## WHAT TO PRODUCE
Copy out the data below as written; omit any images.

## THE RECORDS
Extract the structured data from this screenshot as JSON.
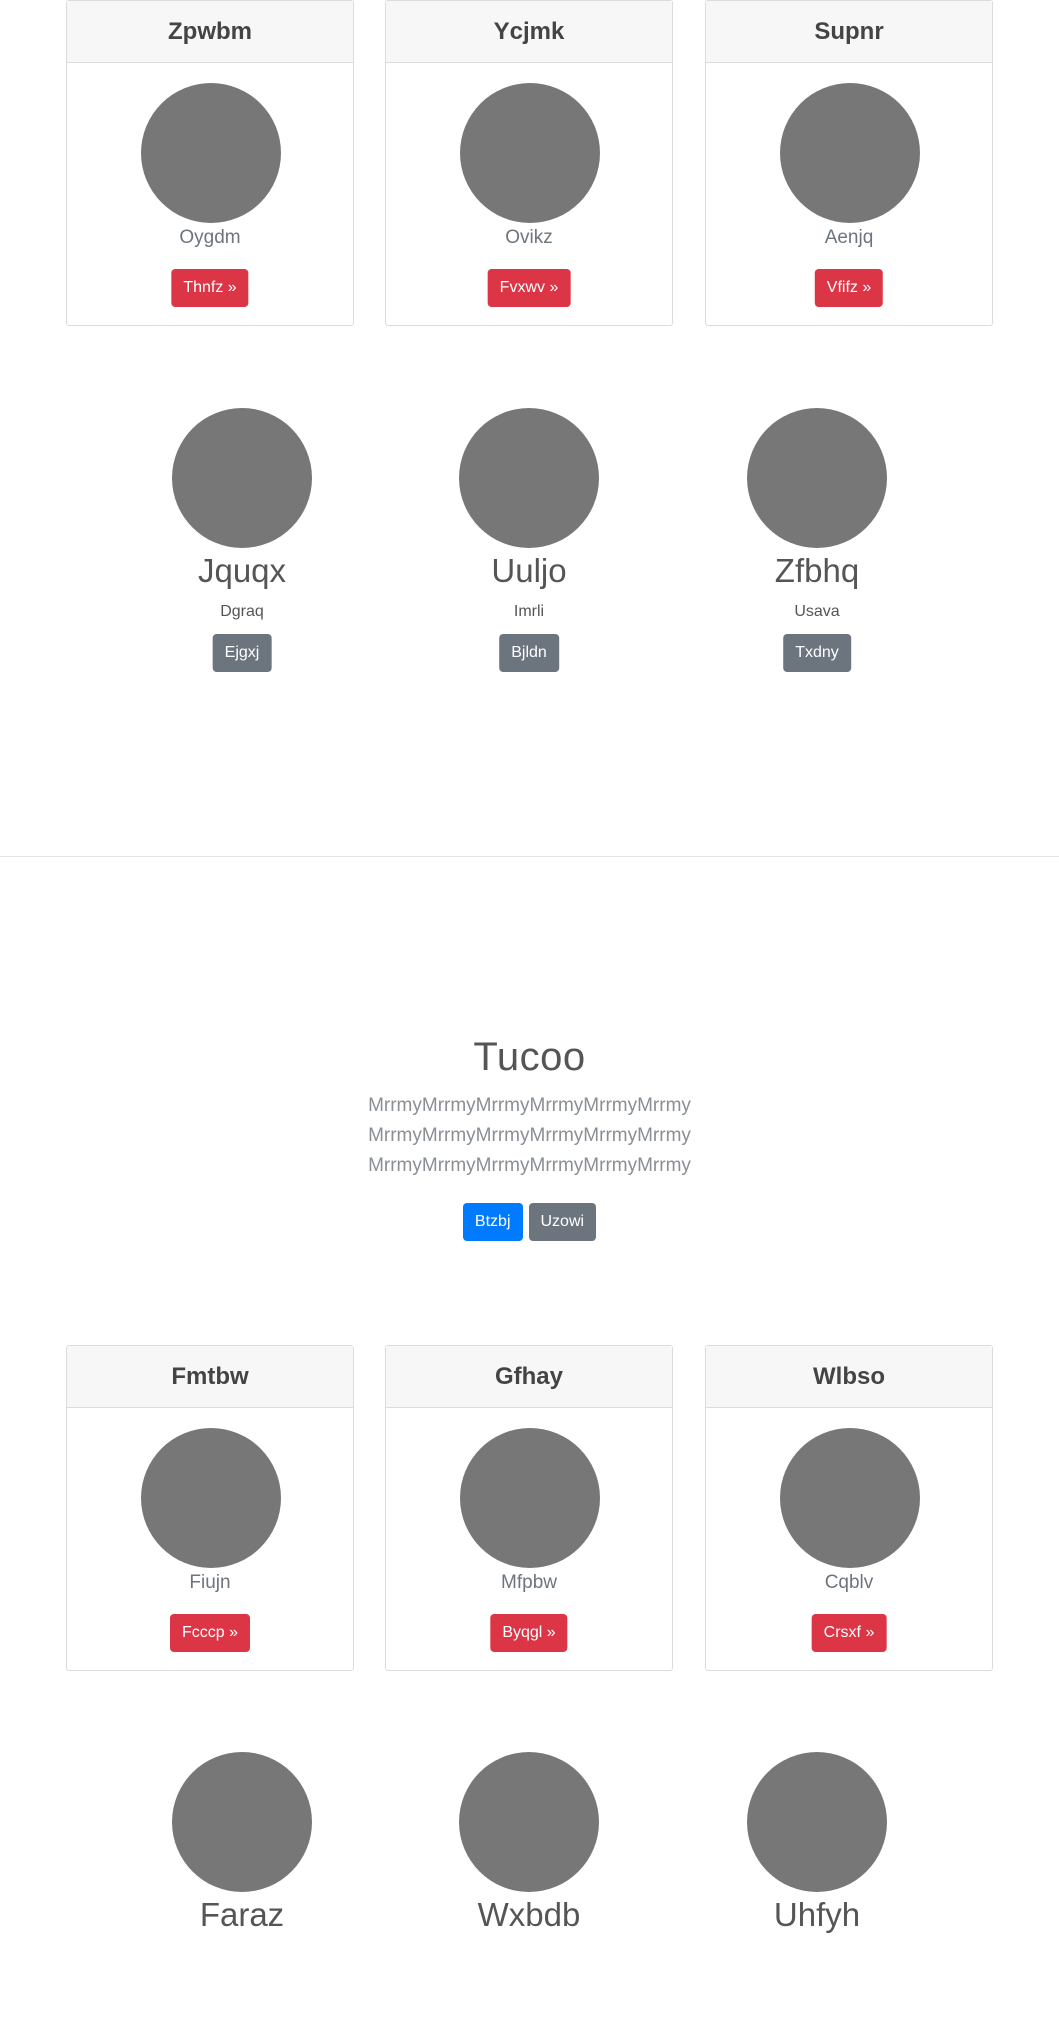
{
  "top_cards": [
    {
      "title": "Zpwbm",
      "subtitle": "Oygdm",
      "button": "Thnfz »"
    },
    {
      "title": "Ycjmk",
      "subtitle": "Ovikz",
      "button": "Fvxwv »"
    },
    {
      "title": "Supnr",
      "subtitle": "Aenjq",
      "button": "Vfifz »"
    }
  ],
  "top_people": [
    {
      "name": "Jquqx",
      "role": "Dgraq",
      "button": "Ejgxj"
    },
    {
      "name": "Uuljo",
      "role": "Imrli",
      "button": "Bjldn"
    },
    {
      "name": "Zfbhq",
      "role": "Usava",
      "button": "Txdny"
    }
  ],
  "hero": {
    "title": "Tucoo",
    "lines": [
      "MrrmyMrrmyMrrmyMrrmyMrrmyMrrmy",
      "MrrmyMrrmyMrrmyMrrmyMrrmyMrrmy",
      "MrrmyMrrmyMrrmyMrrmyMrrmyMrrmy"
    ],
    "primary_button": "Btzbj",
    "secondary_button": "Uzowi"
  },
  "bottom_cards": [
    {
      "title": "Fmtbw",
      "subtitle": "Fiujn",
      "button": "Fcccp »"
    },
    {
      "title": "Gfhay",
      "subtitle": "Mfpbw",
      "button": "Byqgl »"
    },
    {
      "title": "Wlbso",
      "subtitle": "Cqblv",
      "button": "Crsxf »"
    }
  ],
  "bottom_people": [
    {
      "name": "Faraz"
    },
    {
      "name": "Wxbdb"
    },
    {
      "name": "Uhfyh"
    }
  ],
  "colors": {
    "danger": "#dc3545",
    "secondary": "#6c757d",
    "primary": "#007bff",
    "avatar": "#777777"
  }
}
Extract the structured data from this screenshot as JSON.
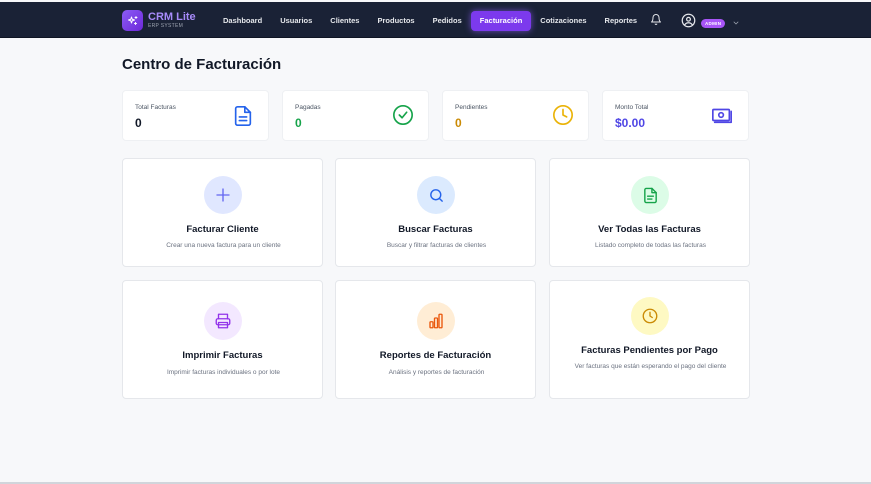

## ANSWER BOX
Extract the structured data from this screenshot as JSON.
{
  "top_cards": [
    {
      "title": "Zpwbm",
      "subtitle": "Oygdm",
      "button": "Thnfz »"
    },
    {
      "title": "Ycjmk",
      "subtitle": "Ovikz",
      "button": "Fvxwv »"
    },
    {
      "title": "Supnr",
      "subtitle": "Aenjq",
      "button": "Vfifz »"
    }
  ],
  "top_people": [
    {
      "name": "Jquqx",
      "role": "Dgraq",
      "button": "Ejgxj"
    },
    {
      "name": "Uuljo",
      "role": "Imrli",
      "button": "Bjldn"
    },
    {
      "name": "Zfbhq",
      "role": "Usava",
      "button": "Txdny"
    }
  ],
  "hero": {
    "title": "Tucoo",
    "lines": [
      "MrrmyMrrmyMrrmyMrrmyMrrmyMrrmy",
      "MrrmyMrrmyMrrmyMrrmyMrrmyMrrmy",
      "MrrmyMrrmyMrrmyMrrmyMrrmyMrrmy"
    ],
    "primary_button": "Btzbj",
    "secondary_button": "Uzowi"
  },
  "bottom_cards": [
    {
      "title": "Fmtbw",
      "subtitle": "Fiujn",
      "button": "Fcccp »"
    },
    {
      "title": "Gfhay",
      "subtitle": "Mfpbw",
      "button": "Byqgl »"
    },
    {
      "title": "Wlbso",
      "subtitle": "Cqblv",
      "button": "Crsxf »"
    }
  ],
  "bottom_people": [
    {
      "name": "Faraz"
    },
    {
      "name": "Wxbdb"
    },
    {
      "name": "Uhfyh"
    }
  ],
  "colors": {
    "danger": "#dc3545",
    "secondary": "#6c757d",
    "primary": "#007bff",
    "avatar": "#777777"
  }
}
Extract the structured data from this screenshot as JSON.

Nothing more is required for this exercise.